Centre for Developmental and Biomedical Genetics

Lead Research Organisation: University of Sheffield
Department Name: Medicine and Biomedical Science

Abstract

Many human diseases involve interactions between various cell types, tissues and organ systems that cannot readily be reproduced in the tissue culture dish. The main goal of the Centre for Developmental and Biomedical Genetics is to use non-mammalian species to model human disease processes in a whole organism context. Our approach is based on discoveries made in the past two decades that have revealed that organisms as simple as a tropical fish, fruit fly or even a worm share many cellular functions and have many genes in common with humans. By manipulating these organisms’ versions of human disease associated genes, we can establish models for a variety of debilitating diseases and exploit these to discover new therapeutic agents. In addition, we can generate pathological conditions – such as the blockage of arteries – in these simple organisms and use these to discover novel genes that underlie the corresponding human pathology. Through these approaches we aim to expand our knowledge of the molecular basis of a range of human diseases, including cardiovascular, inflammatory and neurodegenerative, giving new insights into their causes and providing new leads for their diagnosis, management and cure.

Technical Summary

Genetic analysis of model organisms over the past twenty years has uncovered an extraordinarily high level of conservation of the regulatory pathways that control developmental and physiological processes within the meatzoa, providing remarkable new insights into the molecular basis of human congenital abnormalities and disease. The sophisticated genetic tools and techniques that are now available in Drosophila, and increasingly so in zebrafish, allow developmental and physiological processes to be analysed at the cellular and sub-cellular level. These organisms thus represent outstanding experimental models for the in vivo functional analysis of the human genome and in particular, for the elucidation of the cellular and molecular processed underlying human disease. The Centre for Developmental and Biomedical Genetics brings together cell and developmental biologists with clinician scientists, creating a distinct interdisciplinary environment for the investigation of the cellular basis of development and disease using such models. Gene discovery programmes using both forward mutation screening and gene expression profiling will be combined with chemical genetic approaches to identify novel components of developmental networks and unravel their mechanisms of action. The sophisticated techniques available in Drosophila and zebrafish for the manipulation of gene activity and the analysis of cellular behaviour at the single cell level will be used to generate models diseases associated with know human gene mutations. These models will be exploited in screens for mutations and molecules that can modify their effects, to identify novel genetic disease modulators and leads for potential new therapies. Discoveries made in flies and fish will be validated in the chick embryo and using mammalian cell cultures, including embryonic stem cells. The establishment of such a Centre within the School of Medicine and Biomedical Sciences provides a focus of expertise in the development of animal models of human disease that will stimulate the exploitation of findings from model systems in the development of novel therapies and clinical practise.
 
Description Use of animals in Medical Research
Geographic Reach Europe 
Policy Influence Type Membership of a guidance committee
 
Description Catalyst Article (CP) 
Form Of Engagement Activity A magazine, newsletter or online publication
Part Of Official Scheme? No
Geographic Reach National
Primary Audience Schools
Results and Impact A 1500 word article in Catalyst, a science magazine, describing the use of zebrafish in medical research at the CDBG in Sheffield.
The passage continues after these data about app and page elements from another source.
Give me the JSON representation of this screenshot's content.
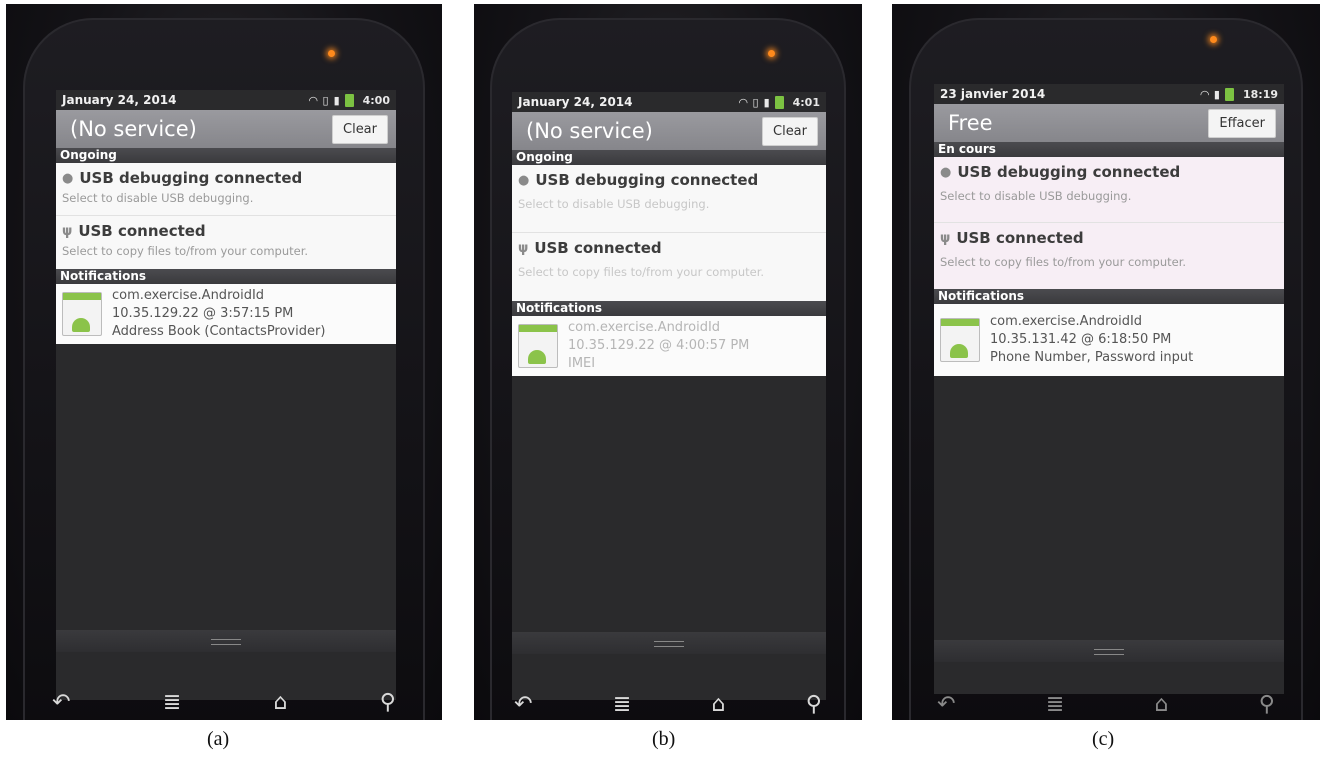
{
  "panels": [
    {
      "date": "January 24, 2014",
      "time": "4:00",
      "carrier": "(No service)",
      "clear_label": "Clear",
      "ongoing_header": "Ongoing",
      "usb_debug_title": "USB debugging connected",
      "usb_debug_sub": "Select to disable USB debugging.",
      "usb_title": "USB connected",
      "usb_sub": "Select to copy files to/from your computer.",
      "notifications_header": "Notifications",
      "notif_app": "com.exercise.AndroidId",
      "notif_ip": "10.35.129.22 @ 3:57:15 PM",
      "notif_detail": "Address Book (ContactsProvider)",
      "caption": "(a)"
    },
    {
      "date": "January 24, 2014",
      "time": "4:01",
      "carrier": "(No service)",
      "clear_label": "Clear",
      "ongoing_header": "Ongoing",
      "usb_debug_title": "USB debugging connected",
      "usb_debug_sub": "Select to disable USB debugging.",
      "usb_title": "USB connected",
      "usb_sub": "Select to copy files to/from your computer.",
      "notifications_header": "Notifications",
      "notif_app": "com.exercise.AndroidId",
      "notif_ip": "10.35.129.22 @ 4:00:57 PM",
      "notif_detail": "IMEI",
      "caption": "(b)"
    },
    {
      "date": "23 janvier 2014",
      "time": "18:19",
      "carrier": "Free",
      "clear_label": "Effacer",
      "ongoing_header": "En cours",
      "usb_debug_title": "USB debugging connected",
      "usb_debug_sub": "Select to disable USB debugging.",
      "usb_title": "USB connected",
      "usb_sub": "Select to copy files to/from your computer.",
      "notifications_header": "Notifications",
      "notif_app": "com.exercise.AndroidId",
      "notif_ip": "10.35.131.42 @ 6:18:50 PM",
      "notif_detail": "Phone Number, Password input",
      "caption": "(c)"
    }
  ],
  "icons": {
    "wifi": "wifi-icon",
    "signal": "signal-icon",
    "battery": "battery-icon",
    "android": "android-icon",
    "usb": "usb-icon",
    "back": "back-icon",
    "menu": "menu-icon",
    "home": "home-icon",
    "search": "search-icon"
  },
  "colors": {
    "carrier_bar": "#8e8e93",
    "battery": "#7cc242",
    "led": "#ff8a1c"
  }
}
School leaving pupils will be more aware of the use of alternative model organisms and the ability to research human diseases in models other than mice and rats. It also raises the profile of Sheffield as a University carrying out targeted research into human diseases.
Year(s) Of Engagement Activity 2009
 
Description Departmental Open Days 
Form Of Engagement Activity Participation in an open day or visit at my research institution
Part Of Official Scheme? No
Geographic Reach National
Primary Audience Public/other audiences
Results and Impact Regular Departmental Open Days for prospective students and parents. Visitors are shown around the Department, including demonstrations of research work. Feedback is very positive.

Recruitment of students.
Year(s) Of Engagement Activity 2006,2007,2008,2009,2010,2011,2012,2013,2014
 
Description Molecular Biology Pratical (FVE EJ) 
Form Of Engagement Activity Participation in an activity, workshop or similar
Part Of Official Scheme? Yes
Type Of Presentation Workshop Facilitator
Geographic Reach Local
Primary Audience Schools
Results and Impact Demonstration to A level students, molecular biology practical: isolating human DNA.

NA.
Year(s) Of Engagement Activity 2010
 
Description Science Week presentations (FVE EJ) 
Form Of Engagement Activity Participation in an activity, workshop or similar
Part Of Official Scheme? Yes
Type Of Presentation Workshop Facilitator
Geographic Reach Local
Primary Audience Schools
Results and Impact Presentation of Biochemical techniques: chromatography.
Assistance in Using animals to model neuropathological diseases.

NA
Year(s) Of Engagement Activity 2010